This variation is one which often gets the drum corps treatment, with a rigid 2-3, 1-2-3, 1-2-3 in a nearly march-like feel. Brown’s playing of this was very elusive, but what I took from it was a willingness to stretch it out of that martial feel, by extending some of the middle notes of the three note groups, and in the last bar fattening the first E and noticeably lengthening the second last note C.

Line 2 received very a similar treatment, with the E connectors being very short “and” notes. Of course the C in bar 4 well extended.

Line 3 followed the same pattern, but when in bar 3 the option to play high G was provided, (and who would not take it? The greatest expression of grief on the bagpipe without actually weeping) take it firmly in hand, break the rhythm and extend this wailing note to the maximum.


Here R.U. Brown put paid to notion of rigid metre in tunes of this type.


Bar 1 sets his  pattern. First note, low A taorluath…the low A is not very long, next note E is stretched a bit, B following is a very short “and” note, and the last two notes (the quarter-notes) are held well beyond what is typical. This gives the bars an uneven feel, like a wheel somewhat out of true. The first half of the bar creates an impression that a typical taorluath rhythm is about to be heard, and the last two notes, the quarter-notes, bring the movement of the variation almost to a halt. And it seems to me at least, to actually sing this song of lamentation.


Bar 1 sets the pattern again. Taorluath as described above for line 1 bar 1, very short “and” note E, to a very well held F, then resolving to short C “and” note and finally closing with a long low A.


Follows this pattern, and concludes with a very long B and low A.


This variation is very tricky to master. It’s more of the uneven wheel, with Brown seeming to toy with a strict metre and then back away. I think he does this by lengthening the first note after the taorluath movement (both Es in the first bar), again giving us a fresh understanding of the possibilities of the song in piobaireachd. The lesson for me is that there is room for toying with the metre in this music.


Again a fairly tricky metre. 

Line 1 opens with a well heard low A, then the crunluath movement, straight down to a short low A and  then up to a well held E, short connector B and finally to a long C closing gently to a long Low A. This pattern obtains throughout the singling.


The wheel now gets very uneven: long theme notes before the crunluath movements which are followed by very short low A connectors back up to E, which is also well held. By now, the feel of what is going on will be apparent.

To depart from what some may see as a very tedious way of explaining this presentation of the tune, may I suggest Jimmy MacIntosh’s advice to me: “The pulsing of the individual bars is Medium, Medium, Strong, Medium: always reach for the third beat in the bar and stress it: don’t be afraid to take it a bit out of strict rhythm.”

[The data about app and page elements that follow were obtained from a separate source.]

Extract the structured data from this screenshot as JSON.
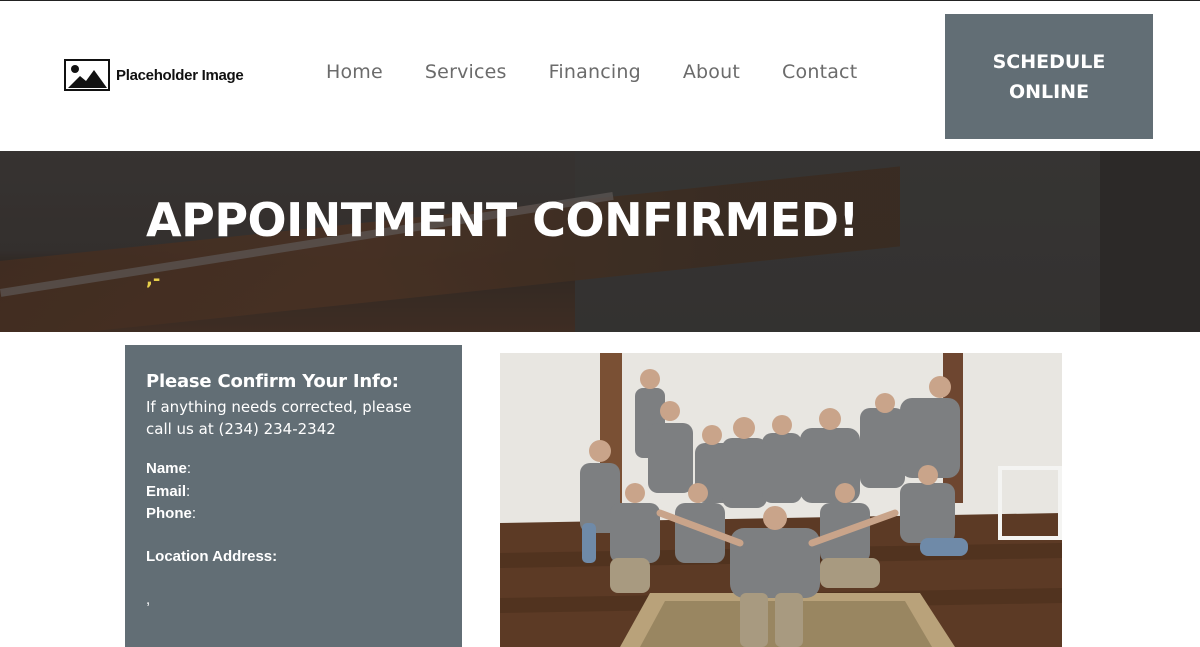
{
  "header": {
    "logo_text": "Placeholder Image",
    "nav": [
      "Home",
      "Services",
      "Financing",
      "About",
      "Contact"
    ],
    "cta_label": "SCHEDULE ONLINE"
  },
  "hero": {
    "title": "APPOINTMENT CONFIRMED!",
    "subtitle": ",-"
  },
  "info": {
    "heading": "Please Confirm Your Info:",
    "lead": "If anything needs corrected, please call us at (234) 234-2342",
    "name_label": "Name",
    "email_label": "Email",
    "phone_label": "Phone",
    "colon": ":",
    "address_label": "Location Address:",
    "address_value": ","
  },
  "colors": {
    "accent": "#626e75",
    "subtitle": "#e7cf4a"
  },
  "photo": {
    "icon": "team-photo"
  }
}
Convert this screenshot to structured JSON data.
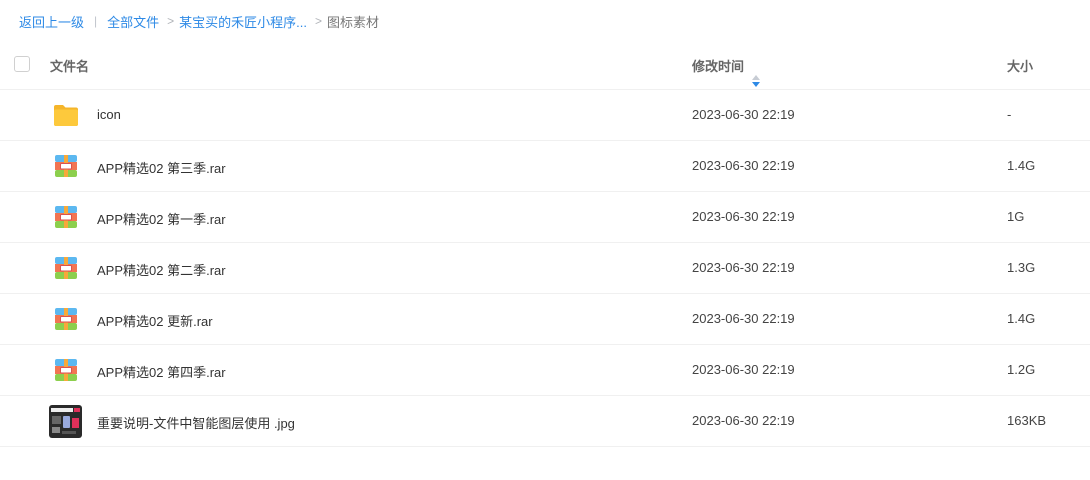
{
  "breadcrumb": {
    "back": "返回上一级",
    "separator": "|",
    "items": [
      "全部文件",
      "某宝买的禾匠小程序...",
      "图标素材"
    ],
    "arrow": ">"
  },
  "table": {
    "columns": {
      "name": "文件名",
      "modified": "修改时间",
      "size": "大小"
    },
    "sort": {
      "column": "modified",
      "direction": "desc"
    },
    "rows": [
      {
        "name": "icon",
        "modified": "2023-06-30 22:19",
        "size": "-",
        "icon": "folder-icon"
      },
      {
        "name": "APP精选02 第三季.rar",
        "modified": "2023-06-30 22:19",
        "size": "1.4G",
        "icon": "archive-icon"
      },
      {
        "name": "APP精选02 第一季.rar",
        "modified": "2023-06-30 22:19",
        "size": "1G",
        "icon": "archive-icon"
      },
      {
        "name": "APP精选02 第二季.rar",
        "modified": "2023-06-30 22:19",
        "size": "1.3G",
        "icon": "archive-icon"
      },
      {
        "name": "APP精选02 更新.rar",
        "modified": "2023-06-30 22:19",
        "size": "1.4G",
        "icon": "archive-icon"
      },
      {
        "name": "APP精选02 第四季.rar",
        "modified": "2023-06-30 22:19",
        "size": "1.2G",
        "icon": "archive-icon"
      },
      {
        "name": "重要说明-文件中智能图层使用 .jpg",
        "modified": "2023-06-30 22:19",
        "size": "163KB",
        "icon": "image-thumbnail"
      }
    ]
  },
  "colors": {
    "link": "#2e8ae6",
    "divider": "#f0f0f0",
    "folder": "#fcc63a",
    "archive_top": "#5cb8f0",
    "archive_mid": "#f27552",
    "archive_bottom": "#8ccf4d"
  }
}
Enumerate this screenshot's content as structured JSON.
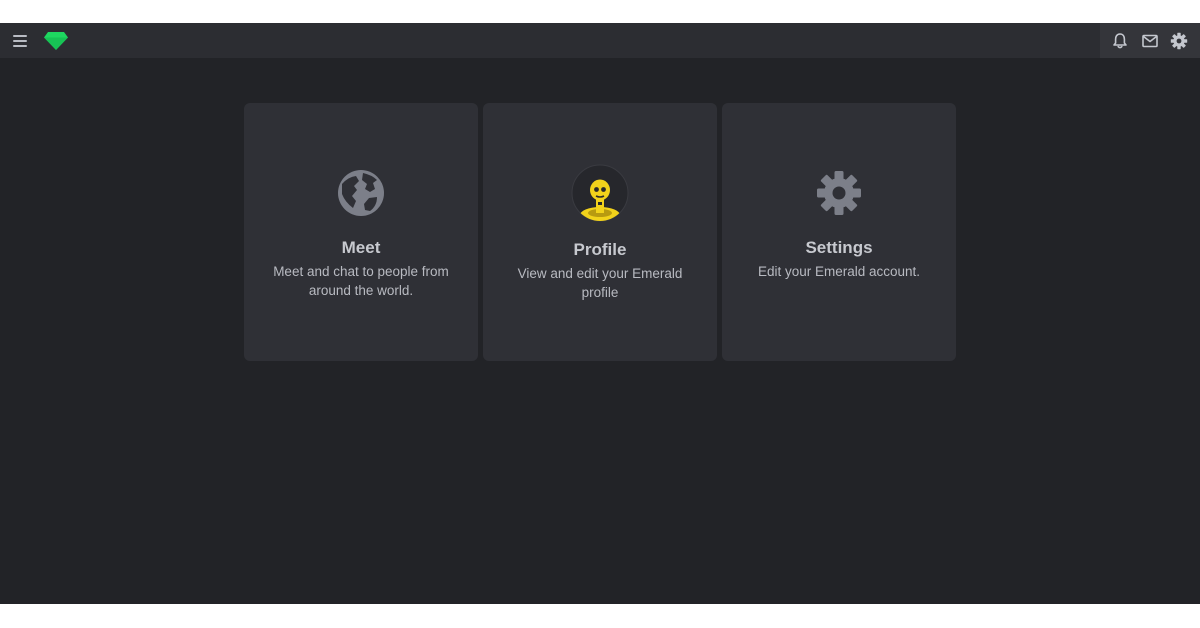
{
  "header": {
    "menu_icon": "hamburger-menu-icon",
    "logo_icon": "emerald-gem-logo",
    "logo_color": "#1ed760",
    "tools": [
      {
        "icon": "bell-icon"
      },
      {
        "icon": "mail-icon"
      },
      {
        "icon": "gear-icon"
      }
    ]
  },
  "cards": [
    {
      "icon": "globe-icon",
      "title": "Meet",
      "description": "Meet and chat to people from around the world."
    },
    {
      "icon": "avatar",
      "title": "Profile",
      "description": "View and edit your Emerald profile"
    },
    {
      "icon": "gear-icon",
      "title": "Settings",
      "description": "Edit your Emerald account."
    }
  ],
  "colors": {
    "background": "#222327",
    "topbar": "#2c2d32",
    "card": "#2f3036",
    "icon_gray": "#7c7f89",
    "avatar_yellow": "#f2d21b"
  }
}
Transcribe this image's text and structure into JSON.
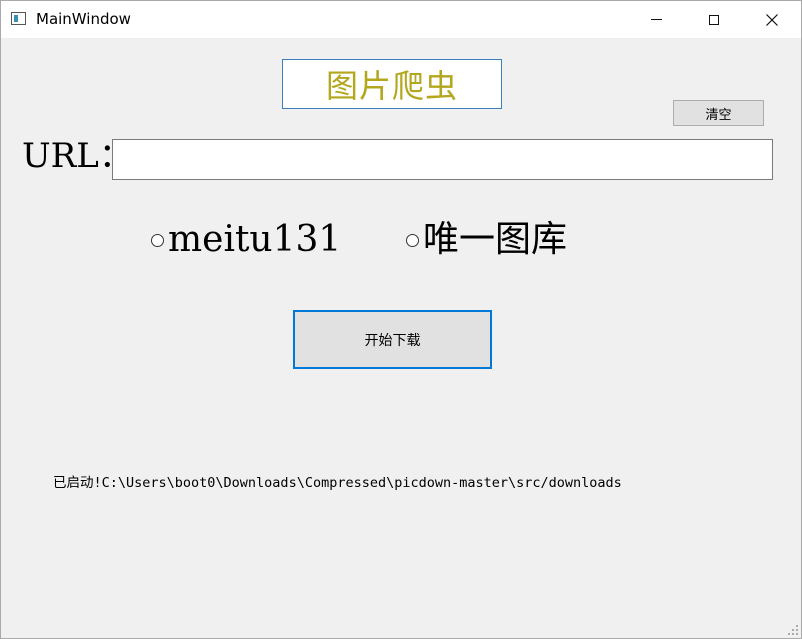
{
  "window": {
    "title": "MainWindow",
    "controls": {
      "minimize": "minimize",
      "maximize": "maximize",
      "close": "close"
    }
  },
  "header": {
    "title": "图片爬虫",
    "color": "#b3a71e"
  },
  "clear_button": {
    "label": "清空"
  },
  "url": {
    "label": "URL：",
    "value": "",
    "placeholder": ""
  },
  "sources": [
    {
      "label": "meitu131",
      "selected": false
    },
    {
      "label": "唯一图库",
      "selected": false
    }
  ],
  "start_button": {
    "label": "开始下载"
  },
  "status": {
    "text": "已启动!C:\\Users\\boot0\\Downloads\\Compressed\\picdown-master\\src/downloads"
  },
  "colors": {
    "accent": "#0078d7",
    "title_text": "#b3a71e",
    "window_bg": "#f0f0f0"
  }
}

There is indeed a song in there, and in the case of Lament for Mary MacLeod, it is a powerful and plaintive one. I hope the BBC can find that tape of Bob Brown and make it available to all piobaireachd players…  it’s a revelation. Failing that, when the next entries in A Piobaireachd Diary appear, perhaps a listen to my playing of Mary MacLeod after my epiphany per Bob Brown, will shed some light on what I discovered in the performance of the tune to make it sing, or at least sing in a way that moves me.